**Work task**
Check every line of the data for the word "JSON", and copy those that have it.

**Data for the task**
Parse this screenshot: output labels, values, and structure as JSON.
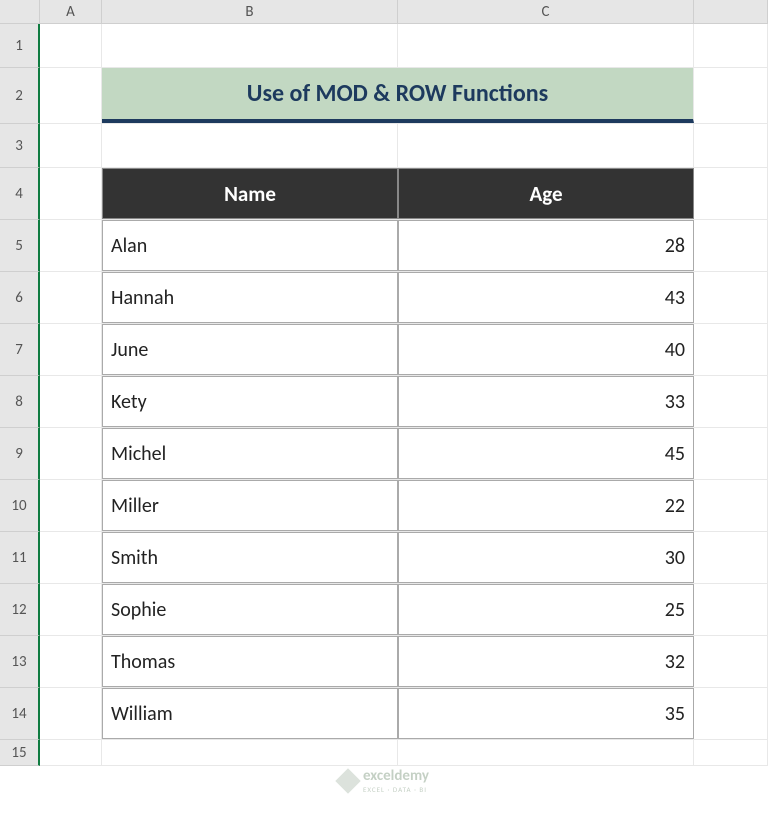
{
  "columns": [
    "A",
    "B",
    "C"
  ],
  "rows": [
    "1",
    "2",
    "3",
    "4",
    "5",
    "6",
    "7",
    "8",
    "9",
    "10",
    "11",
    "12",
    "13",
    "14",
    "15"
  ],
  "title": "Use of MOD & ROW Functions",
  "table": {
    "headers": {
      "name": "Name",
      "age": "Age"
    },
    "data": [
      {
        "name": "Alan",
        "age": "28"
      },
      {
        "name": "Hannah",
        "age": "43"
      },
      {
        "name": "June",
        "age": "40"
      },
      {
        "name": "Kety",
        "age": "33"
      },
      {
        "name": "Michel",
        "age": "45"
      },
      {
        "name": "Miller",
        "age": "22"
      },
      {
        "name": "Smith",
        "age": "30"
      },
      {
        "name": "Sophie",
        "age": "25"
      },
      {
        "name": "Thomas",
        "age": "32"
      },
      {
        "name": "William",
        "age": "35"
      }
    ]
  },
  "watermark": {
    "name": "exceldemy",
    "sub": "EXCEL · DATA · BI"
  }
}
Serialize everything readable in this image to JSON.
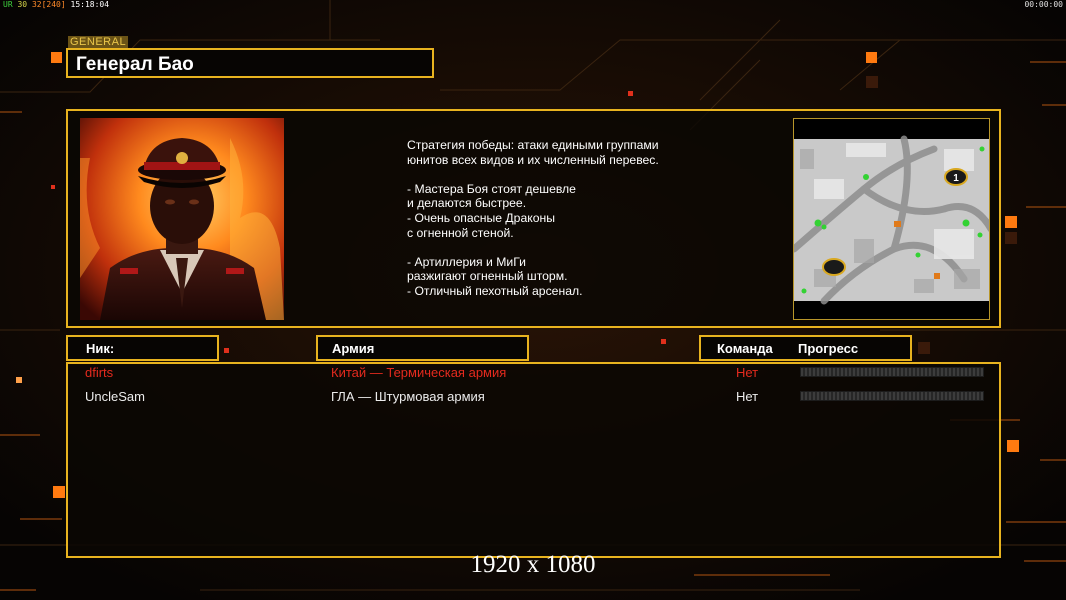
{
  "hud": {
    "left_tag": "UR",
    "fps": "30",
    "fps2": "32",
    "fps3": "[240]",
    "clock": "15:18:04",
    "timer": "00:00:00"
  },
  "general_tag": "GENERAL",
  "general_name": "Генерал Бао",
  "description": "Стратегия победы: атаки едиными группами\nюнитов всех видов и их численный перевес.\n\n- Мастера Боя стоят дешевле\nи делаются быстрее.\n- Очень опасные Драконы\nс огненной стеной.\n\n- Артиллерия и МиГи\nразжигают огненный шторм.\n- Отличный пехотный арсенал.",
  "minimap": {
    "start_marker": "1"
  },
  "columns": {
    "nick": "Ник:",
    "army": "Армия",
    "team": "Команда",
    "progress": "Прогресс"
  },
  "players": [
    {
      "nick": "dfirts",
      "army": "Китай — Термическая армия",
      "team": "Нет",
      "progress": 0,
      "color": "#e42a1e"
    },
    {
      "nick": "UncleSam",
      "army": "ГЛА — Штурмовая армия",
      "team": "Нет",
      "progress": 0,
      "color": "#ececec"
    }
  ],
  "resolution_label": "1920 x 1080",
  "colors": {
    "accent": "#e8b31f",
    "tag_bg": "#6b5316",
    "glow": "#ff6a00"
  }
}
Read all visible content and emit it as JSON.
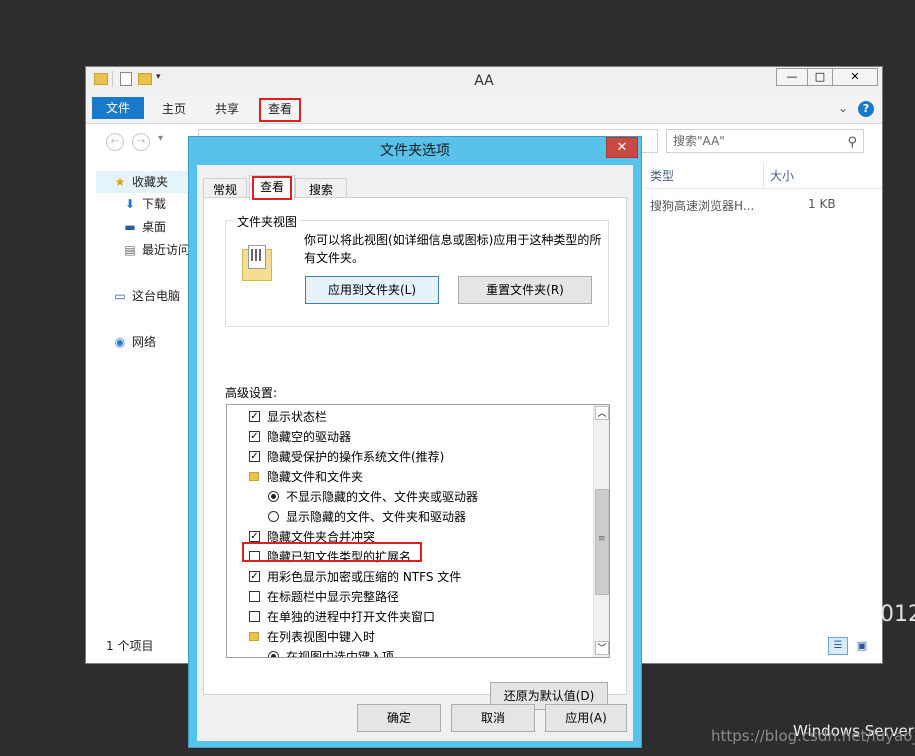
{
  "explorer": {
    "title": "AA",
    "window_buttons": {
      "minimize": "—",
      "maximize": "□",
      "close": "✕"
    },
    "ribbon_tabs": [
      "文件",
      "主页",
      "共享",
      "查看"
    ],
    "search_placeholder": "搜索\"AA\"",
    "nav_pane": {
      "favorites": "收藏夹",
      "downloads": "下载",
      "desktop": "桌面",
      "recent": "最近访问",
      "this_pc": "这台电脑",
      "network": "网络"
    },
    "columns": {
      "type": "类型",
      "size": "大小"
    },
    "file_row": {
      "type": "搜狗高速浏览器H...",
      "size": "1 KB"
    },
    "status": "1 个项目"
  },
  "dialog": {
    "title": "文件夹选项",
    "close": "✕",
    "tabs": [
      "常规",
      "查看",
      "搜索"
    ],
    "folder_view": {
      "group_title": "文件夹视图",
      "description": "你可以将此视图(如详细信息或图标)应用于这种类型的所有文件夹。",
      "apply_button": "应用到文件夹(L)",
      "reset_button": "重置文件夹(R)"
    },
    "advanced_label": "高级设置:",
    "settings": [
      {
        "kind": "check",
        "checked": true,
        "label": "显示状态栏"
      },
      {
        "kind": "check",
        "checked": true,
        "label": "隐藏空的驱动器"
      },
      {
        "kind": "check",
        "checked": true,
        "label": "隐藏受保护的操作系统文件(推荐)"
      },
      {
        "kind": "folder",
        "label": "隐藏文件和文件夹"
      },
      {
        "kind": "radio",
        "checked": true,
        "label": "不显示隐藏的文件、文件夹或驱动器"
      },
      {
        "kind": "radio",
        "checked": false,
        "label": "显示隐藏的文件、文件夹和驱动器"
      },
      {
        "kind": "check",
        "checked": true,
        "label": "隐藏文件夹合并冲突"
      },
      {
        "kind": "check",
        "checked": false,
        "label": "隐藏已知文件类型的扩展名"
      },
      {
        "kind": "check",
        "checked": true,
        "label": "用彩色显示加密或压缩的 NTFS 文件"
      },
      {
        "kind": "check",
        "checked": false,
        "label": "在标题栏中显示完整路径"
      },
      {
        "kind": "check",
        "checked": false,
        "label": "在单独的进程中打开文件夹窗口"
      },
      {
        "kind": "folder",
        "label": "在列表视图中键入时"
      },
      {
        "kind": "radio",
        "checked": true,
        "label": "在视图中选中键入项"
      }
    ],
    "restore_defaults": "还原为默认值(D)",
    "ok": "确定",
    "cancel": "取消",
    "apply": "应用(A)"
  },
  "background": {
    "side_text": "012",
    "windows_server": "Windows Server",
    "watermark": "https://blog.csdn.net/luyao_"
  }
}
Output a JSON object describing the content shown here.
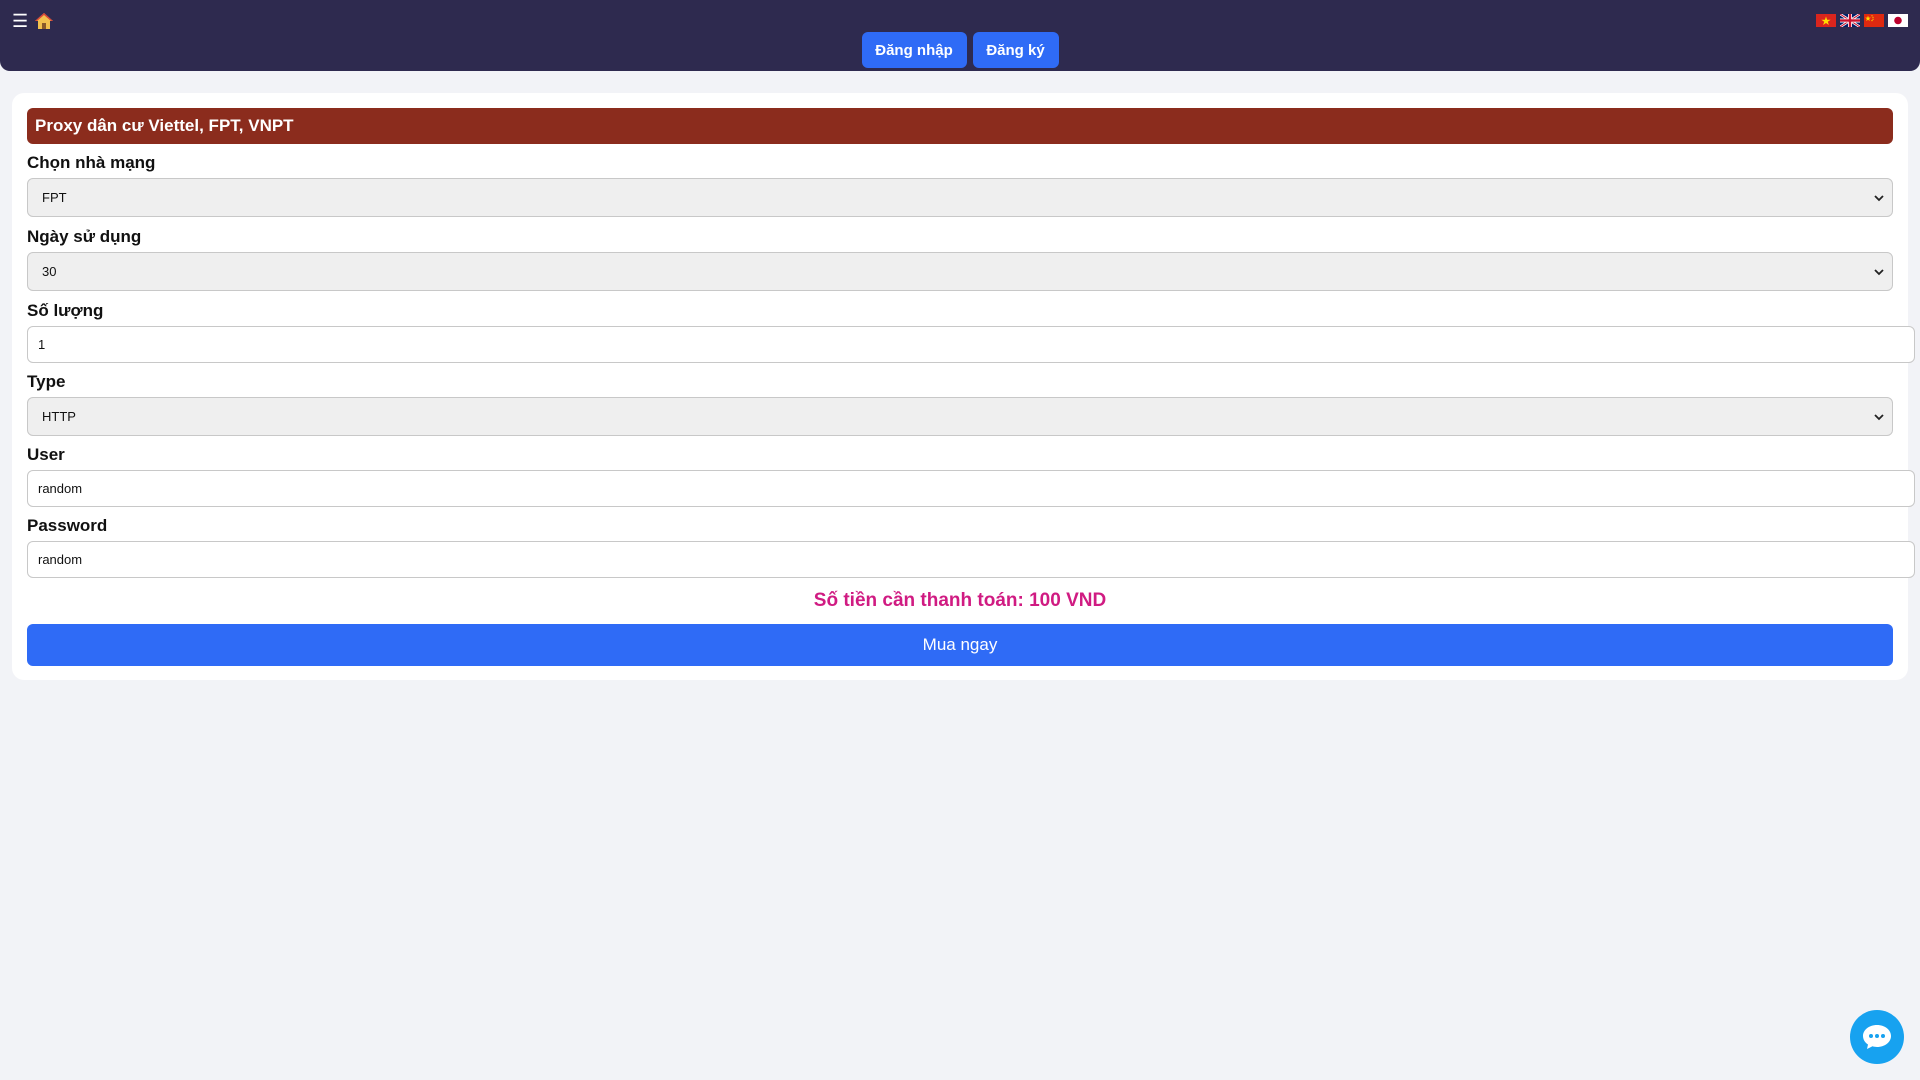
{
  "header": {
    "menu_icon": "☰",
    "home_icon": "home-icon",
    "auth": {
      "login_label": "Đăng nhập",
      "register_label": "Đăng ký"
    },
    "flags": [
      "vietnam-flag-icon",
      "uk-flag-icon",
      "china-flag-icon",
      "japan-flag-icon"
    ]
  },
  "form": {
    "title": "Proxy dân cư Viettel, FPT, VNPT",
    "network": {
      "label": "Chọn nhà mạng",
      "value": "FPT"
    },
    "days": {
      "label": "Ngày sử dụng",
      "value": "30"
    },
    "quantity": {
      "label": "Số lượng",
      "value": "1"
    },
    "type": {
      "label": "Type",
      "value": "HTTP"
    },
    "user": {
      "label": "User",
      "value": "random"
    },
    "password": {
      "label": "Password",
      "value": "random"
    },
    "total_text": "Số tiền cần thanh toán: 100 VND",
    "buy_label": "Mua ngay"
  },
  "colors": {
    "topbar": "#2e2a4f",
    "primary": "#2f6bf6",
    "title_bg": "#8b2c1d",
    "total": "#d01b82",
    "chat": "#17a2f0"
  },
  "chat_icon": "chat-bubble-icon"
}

**Solution below**
Parse this screenshot: output labels, values, and structure as JSON.
Serialize everything readable in this image to JSON.
Read all visible content and emit it as JSON.
Output a JSON object describing the content shown here.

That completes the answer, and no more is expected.